In the UK, the Market Research Society (MRS) has published a revised Code of Conduct, to cover non-research activities. They include preventing the use of clients’ goods as incentives in research projects.
The revisions follow a year-long consultation, and are the first to be made since 2005. They are based on a set of ten new principles which have been extended to cover researchers conducting non-research activities such as policy development, marketing, professional development, regulation and quality control.
From the beginning of April, the Code will also include a new rule that prevents clients’ goods, services, or vouchers being used as incentives in a research project. This new rule is based on legal requirements defined within the Data Protection Act 1998 and follows existing MRS regulations.

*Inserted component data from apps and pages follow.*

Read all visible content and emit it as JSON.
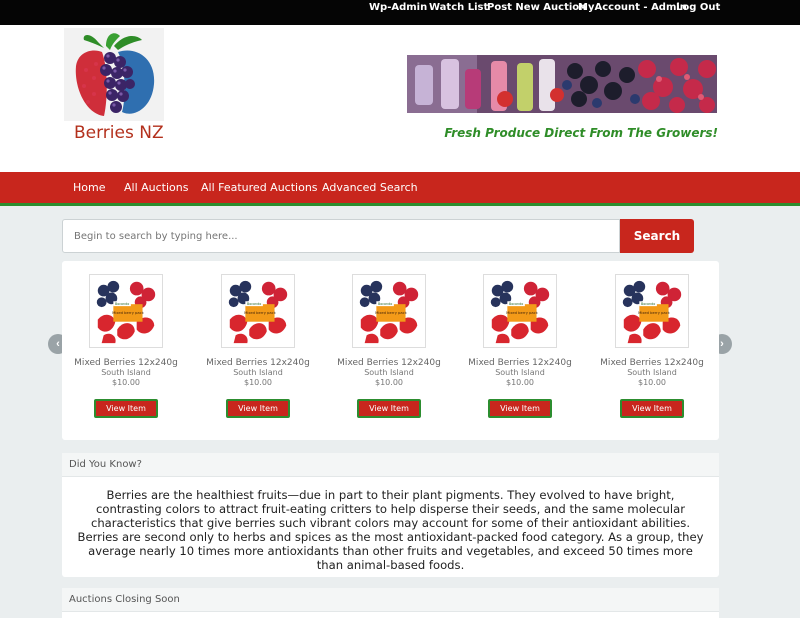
{
  "adminbar": {
    "links": [
      "Wp-Admin",
      "Watch List",
      "Post New Auction",
      "MyAccount - Admin",
      "Log Out"
    ]
  },
  "header": {
    "site_name": "Berries NZ",
    "tagline": "Fresh Produce Direct From The Growers!"
  },
  "nav": {
    "items": [
      "Home",
      "All Auctions",
      "All Featured Auctions",
      "Advanced Search"
    ]
  },
  "search": {
    "placeholder": "Begin to search by typing here...",
    "button": "Search"
  },
  "products": [
    {
      "name": "Mixed Berries 12x240g",
      "location": "South Island",
      "price": "$10.00",
      "button": "View Item",
      "image_label": "Mixed berry pack",
      "brand": "Bocondo"
    },
    {
      "name": "Mixed Berries 12x240g",
      "location": "South Island",
      "price": "$10.00",
      "button": "View Item",
      "image_label": "Mixed berry pack",
      "brand": "Bocondo"
    },
    {
      "name": "Mixed Berries 12x240g",
      "location": "South Island",
      "price": "$10.00",
      "button": "View Item",
      "image_label": "Mixed berry pack",
      "brand": "Bocondo"
    },
    {
      "name": "Mixed Berries 12x240g",
      "location": "South Island",
      "price": "$10.00",
      "button": "View Item",
      "image_label": "Mixed berry pack",
      "brand": "Bocondo"
    },
    {
      "name": "Mixed Berries 12x240g",
      "location": "South Island",
      "price": "$10.00",
      "button": "View Item",
      "image_label": "Mixed berry pack",
      "brand": "Bocondo"
    }
  ],
  "carousel": {
    "prev_icon": "chevron-left-icon",
    "next_icon": "chevron-right-icon"
  },
  "did_you_know": {
    "title": "Did You Know?",
    "body": "Berries are the healthiest fruits—due in part to their plant pigments. They evolved to have bright, contrasting colors to attract fruit-eating critters to help disperse their seeds, and the same molecular characteristics that give berries such vibrant colors may account for some of their antioxidant abilities. Berries are second only to herbs and spices as the most antioxidant-packed food category. As a group, they average nearly 10 times more antioxidants than other fruits and vegetables, and exceed 50 times more than animal-based foods."
  },
  "closing_soon": {
    "title": "Auctions Closing Soon"
  },
  "colors": {
    "brand_red": "#c8261d",
    "brand_green": "#2c8d2f",
    "adminbar": "#050505"
  }
}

The updated Code of Conduct, in combination with the existing MRS Regulations on Using Research Techniques for Non-Research Purposes, sets out the legal and ethical responsibilities for researchers in conducting all their research and non-research activities.

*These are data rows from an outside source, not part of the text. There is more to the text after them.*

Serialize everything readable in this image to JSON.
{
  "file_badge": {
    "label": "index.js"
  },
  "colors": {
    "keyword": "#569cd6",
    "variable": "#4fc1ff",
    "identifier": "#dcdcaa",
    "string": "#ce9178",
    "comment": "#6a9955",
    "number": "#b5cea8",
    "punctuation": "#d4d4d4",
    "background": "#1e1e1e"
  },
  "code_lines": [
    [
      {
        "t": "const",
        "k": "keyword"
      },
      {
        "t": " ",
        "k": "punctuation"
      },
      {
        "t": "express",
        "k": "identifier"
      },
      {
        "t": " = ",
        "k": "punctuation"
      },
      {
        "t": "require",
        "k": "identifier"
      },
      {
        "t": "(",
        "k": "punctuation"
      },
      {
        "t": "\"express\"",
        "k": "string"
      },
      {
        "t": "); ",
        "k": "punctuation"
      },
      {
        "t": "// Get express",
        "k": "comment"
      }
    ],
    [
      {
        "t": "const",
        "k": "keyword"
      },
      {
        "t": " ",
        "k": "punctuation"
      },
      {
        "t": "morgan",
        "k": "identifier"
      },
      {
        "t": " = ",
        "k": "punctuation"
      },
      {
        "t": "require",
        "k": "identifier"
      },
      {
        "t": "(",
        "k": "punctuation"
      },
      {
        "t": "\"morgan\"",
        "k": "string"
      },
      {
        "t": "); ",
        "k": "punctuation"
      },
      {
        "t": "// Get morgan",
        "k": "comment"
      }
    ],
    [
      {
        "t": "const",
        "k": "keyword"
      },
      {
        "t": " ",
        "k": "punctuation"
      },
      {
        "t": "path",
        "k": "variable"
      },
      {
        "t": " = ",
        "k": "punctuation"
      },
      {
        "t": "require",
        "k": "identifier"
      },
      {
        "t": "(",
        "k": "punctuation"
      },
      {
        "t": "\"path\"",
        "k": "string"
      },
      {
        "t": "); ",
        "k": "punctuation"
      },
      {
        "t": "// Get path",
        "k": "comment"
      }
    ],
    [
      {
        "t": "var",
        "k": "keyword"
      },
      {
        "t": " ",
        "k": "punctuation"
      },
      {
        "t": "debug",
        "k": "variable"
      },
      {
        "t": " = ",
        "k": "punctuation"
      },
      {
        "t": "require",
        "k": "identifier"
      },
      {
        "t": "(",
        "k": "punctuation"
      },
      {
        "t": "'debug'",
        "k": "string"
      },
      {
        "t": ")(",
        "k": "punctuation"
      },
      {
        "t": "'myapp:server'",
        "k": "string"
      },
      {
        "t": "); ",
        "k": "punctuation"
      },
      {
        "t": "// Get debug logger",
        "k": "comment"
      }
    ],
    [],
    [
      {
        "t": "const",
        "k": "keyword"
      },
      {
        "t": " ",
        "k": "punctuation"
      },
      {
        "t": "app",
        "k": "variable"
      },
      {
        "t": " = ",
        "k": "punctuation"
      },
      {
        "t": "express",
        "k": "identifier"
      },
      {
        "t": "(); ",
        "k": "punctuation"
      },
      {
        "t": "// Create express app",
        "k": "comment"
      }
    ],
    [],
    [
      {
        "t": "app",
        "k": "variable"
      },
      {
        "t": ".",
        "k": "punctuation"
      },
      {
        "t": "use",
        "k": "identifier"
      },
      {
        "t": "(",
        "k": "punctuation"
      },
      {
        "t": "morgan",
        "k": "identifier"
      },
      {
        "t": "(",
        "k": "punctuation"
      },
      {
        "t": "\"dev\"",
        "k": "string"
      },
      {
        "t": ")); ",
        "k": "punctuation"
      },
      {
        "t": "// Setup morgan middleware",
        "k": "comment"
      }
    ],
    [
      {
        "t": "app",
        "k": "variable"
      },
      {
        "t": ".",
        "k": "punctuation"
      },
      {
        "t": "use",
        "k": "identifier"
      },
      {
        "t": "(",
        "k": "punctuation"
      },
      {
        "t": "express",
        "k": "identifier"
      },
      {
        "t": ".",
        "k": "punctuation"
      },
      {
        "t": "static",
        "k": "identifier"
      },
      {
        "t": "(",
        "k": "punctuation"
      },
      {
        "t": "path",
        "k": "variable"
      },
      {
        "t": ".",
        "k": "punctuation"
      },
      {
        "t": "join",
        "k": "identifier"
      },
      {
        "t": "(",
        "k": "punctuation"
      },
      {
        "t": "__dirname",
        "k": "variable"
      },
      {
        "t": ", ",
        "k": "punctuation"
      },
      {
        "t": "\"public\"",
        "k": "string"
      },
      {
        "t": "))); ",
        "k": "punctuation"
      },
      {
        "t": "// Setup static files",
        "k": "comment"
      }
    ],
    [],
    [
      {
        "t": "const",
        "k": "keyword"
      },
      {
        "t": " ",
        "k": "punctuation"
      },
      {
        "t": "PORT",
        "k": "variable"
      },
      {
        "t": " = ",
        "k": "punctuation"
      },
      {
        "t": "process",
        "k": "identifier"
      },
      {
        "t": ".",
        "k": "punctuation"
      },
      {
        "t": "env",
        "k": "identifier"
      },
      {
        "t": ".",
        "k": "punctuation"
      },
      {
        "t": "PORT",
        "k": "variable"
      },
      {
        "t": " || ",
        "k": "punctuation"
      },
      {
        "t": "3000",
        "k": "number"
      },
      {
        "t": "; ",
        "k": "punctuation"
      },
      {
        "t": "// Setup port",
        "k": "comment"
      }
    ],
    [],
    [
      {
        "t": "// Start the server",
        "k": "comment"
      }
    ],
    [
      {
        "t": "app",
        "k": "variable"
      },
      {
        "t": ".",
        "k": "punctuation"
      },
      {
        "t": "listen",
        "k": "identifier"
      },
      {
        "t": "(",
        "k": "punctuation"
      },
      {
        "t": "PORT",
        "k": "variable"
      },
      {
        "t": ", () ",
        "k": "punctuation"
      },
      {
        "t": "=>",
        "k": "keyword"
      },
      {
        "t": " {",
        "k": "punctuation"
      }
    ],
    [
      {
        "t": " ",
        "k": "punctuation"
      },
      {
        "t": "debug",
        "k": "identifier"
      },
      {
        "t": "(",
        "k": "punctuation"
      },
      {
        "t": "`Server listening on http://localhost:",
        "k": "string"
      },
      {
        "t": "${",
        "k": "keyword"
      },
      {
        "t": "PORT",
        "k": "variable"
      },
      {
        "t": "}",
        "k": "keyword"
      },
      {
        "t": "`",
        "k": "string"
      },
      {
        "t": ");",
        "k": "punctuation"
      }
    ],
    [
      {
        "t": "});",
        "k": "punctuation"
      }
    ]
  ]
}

Additionally, it recognises changes in data collection methods, notably in the online environment, by incorporating new definitions for what constitutes an ‘interview’ and a ‘data collection process’.
Geoff Gosling, Chair of the MRS Market Research Standards Board, comments: ‘The MRS Code of Conduct is founded on the principles of transparency and consent, and these principles have been retained whilst acknowledging some major societal, legal and technological changes ensuring the Code is robust and fit-for-purpose for the 21st century.’
Further minor amendments and clarifications relate to a range of research processes including questioning, interview monitoring, data collection and security of data handling. A full explanation of all changes can be found at www.mrs.org.uk/standards/codeconduct.htm .